**EXERCISE REQUIREMENTS:** Where does "settings" occur in the listing? Copy every line that holds it.

**INPUT:**
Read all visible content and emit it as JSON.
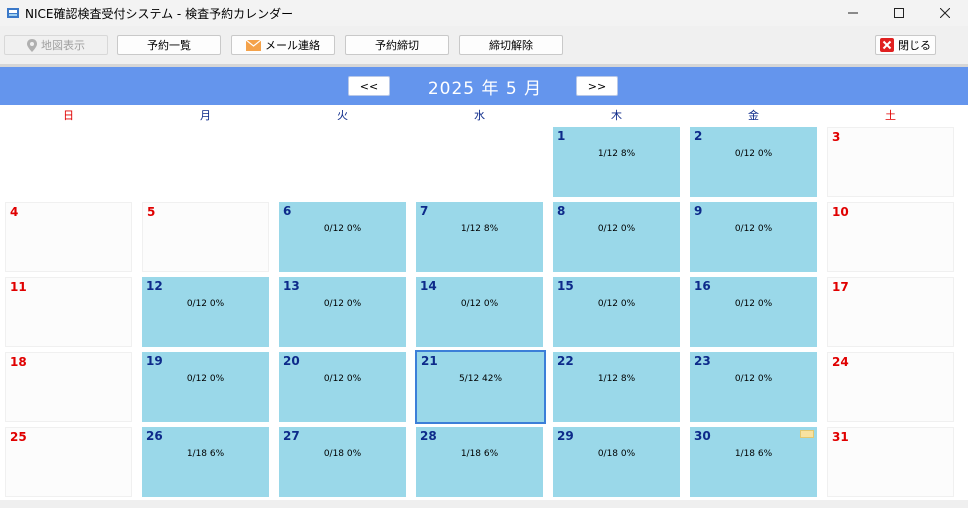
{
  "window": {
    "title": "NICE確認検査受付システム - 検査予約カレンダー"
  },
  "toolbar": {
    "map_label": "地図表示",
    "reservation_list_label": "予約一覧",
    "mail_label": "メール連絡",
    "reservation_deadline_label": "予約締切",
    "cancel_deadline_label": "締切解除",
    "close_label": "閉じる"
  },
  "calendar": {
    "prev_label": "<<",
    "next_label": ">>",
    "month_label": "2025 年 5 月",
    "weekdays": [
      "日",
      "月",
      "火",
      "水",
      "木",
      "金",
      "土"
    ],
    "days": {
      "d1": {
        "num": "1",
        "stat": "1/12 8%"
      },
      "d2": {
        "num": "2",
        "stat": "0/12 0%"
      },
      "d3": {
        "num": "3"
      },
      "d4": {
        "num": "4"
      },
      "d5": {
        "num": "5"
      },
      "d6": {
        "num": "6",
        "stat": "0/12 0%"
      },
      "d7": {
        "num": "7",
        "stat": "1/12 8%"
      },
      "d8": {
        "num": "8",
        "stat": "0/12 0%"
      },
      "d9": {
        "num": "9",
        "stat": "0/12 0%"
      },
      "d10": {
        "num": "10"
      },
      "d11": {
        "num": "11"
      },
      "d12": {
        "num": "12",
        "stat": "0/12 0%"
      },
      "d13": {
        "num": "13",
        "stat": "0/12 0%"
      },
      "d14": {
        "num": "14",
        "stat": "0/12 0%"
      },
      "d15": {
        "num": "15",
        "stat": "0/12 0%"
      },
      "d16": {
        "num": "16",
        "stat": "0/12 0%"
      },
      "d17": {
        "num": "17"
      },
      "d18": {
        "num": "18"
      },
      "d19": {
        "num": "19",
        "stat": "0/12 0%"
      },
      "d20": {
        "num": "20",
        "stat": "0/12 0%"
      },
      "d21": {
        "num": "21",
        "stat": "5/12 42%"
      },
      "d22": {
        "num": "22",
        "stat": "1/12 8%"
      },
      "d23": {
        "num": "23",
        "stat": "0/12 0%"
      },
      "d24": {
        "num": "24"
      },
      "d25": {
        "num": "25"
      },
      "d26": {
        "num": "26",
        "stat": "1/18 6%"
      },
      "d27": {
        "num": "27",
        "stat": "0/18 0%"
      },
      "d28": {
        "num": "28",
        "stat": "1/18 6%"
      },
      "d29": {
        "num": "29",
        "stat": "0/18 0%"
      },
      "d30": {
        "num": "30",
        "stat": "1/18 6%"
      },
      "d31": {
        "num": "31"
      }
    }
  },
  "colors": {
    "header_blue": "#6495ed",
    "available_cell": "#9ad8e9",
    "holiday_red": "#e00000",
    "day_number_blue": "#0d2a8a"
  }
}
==
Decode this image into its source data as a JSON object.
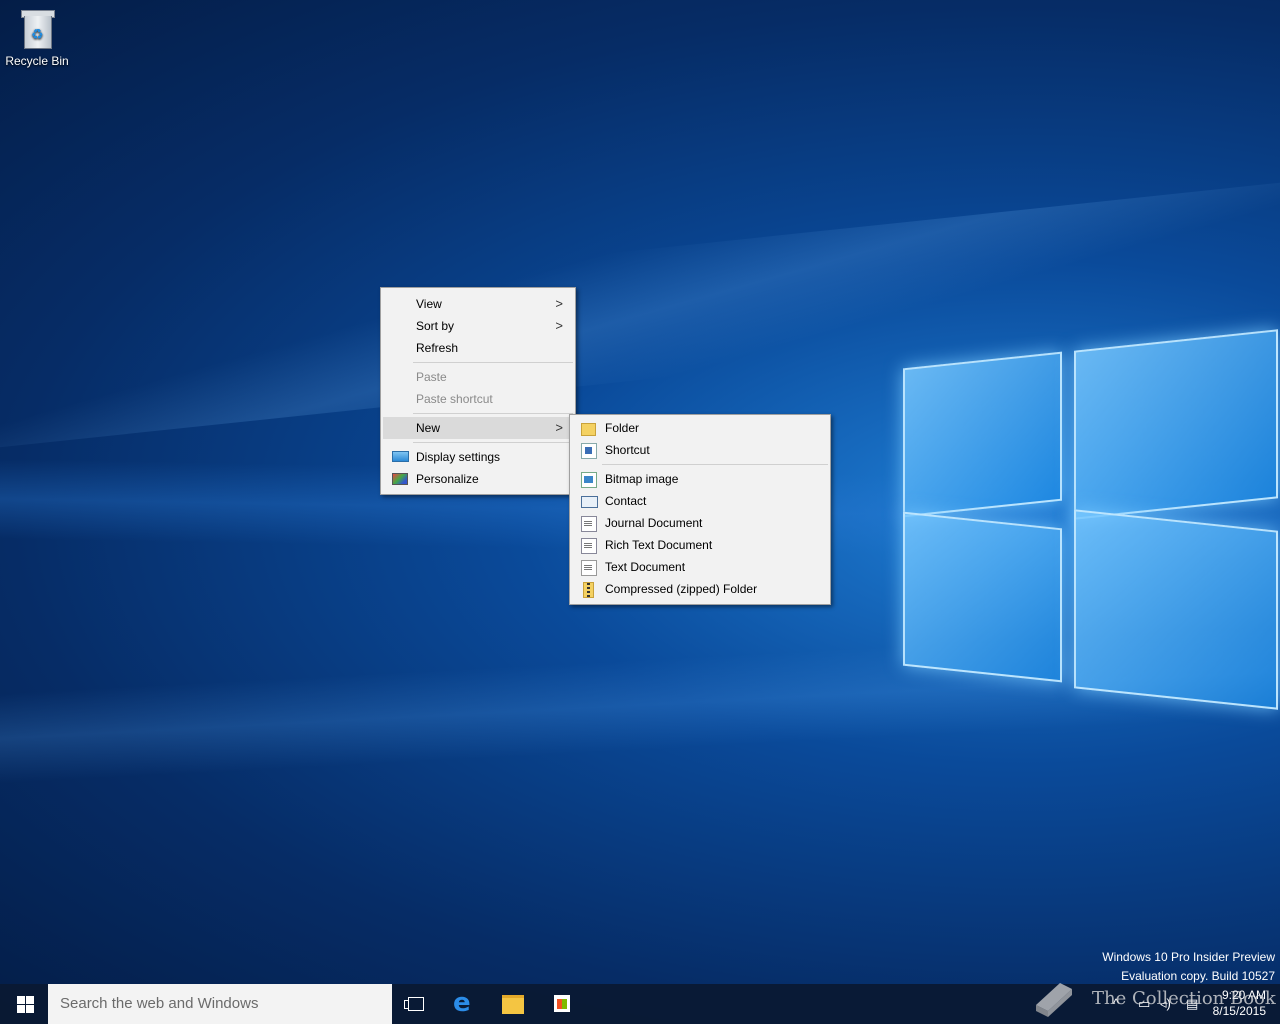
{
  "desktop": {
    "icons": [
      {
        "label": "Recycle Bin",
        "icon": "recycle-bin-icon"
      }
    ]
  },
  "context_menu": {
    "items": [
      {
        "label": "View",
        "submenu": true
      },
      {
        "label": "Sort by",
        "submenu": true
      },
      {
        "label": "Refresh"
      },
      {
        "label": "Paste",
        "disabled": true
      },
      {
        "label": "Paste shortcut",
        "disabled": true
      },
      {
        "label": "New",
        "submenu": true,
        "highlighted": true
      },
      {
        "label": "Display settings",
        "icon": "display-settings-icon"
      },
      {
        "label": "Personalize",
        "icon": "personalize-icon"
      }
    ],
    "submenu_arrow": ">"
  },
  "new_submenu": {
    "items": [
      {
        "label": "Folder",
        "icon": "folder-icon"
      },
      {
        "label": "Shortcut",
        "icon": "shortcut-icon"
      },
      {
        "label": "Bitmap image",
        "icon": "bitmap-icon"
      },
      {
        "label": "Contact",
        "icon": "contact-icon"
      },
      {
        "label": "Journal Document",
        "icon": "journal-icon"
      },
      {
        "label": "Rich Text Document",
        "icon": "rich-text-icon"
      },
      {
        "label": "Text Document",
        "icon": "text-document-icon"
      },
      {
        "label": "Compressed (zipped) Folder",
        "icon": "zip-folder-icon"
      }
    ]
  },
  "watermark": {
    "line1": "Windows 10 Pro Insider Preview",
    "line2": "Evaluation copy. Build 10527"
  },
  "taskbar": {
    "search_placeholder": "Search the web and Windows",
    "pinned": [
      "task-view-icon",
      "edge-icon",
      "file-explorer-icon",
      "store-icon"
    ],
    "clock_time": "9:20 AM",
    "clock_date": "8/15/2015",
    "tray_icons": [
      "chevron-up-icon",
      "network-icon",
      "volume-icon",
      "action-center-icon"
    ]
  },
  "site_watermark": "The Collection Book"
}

**RESULT FOR THIS TASK:**
        "label": "Display settings",
        "icon": "display-settings-icon"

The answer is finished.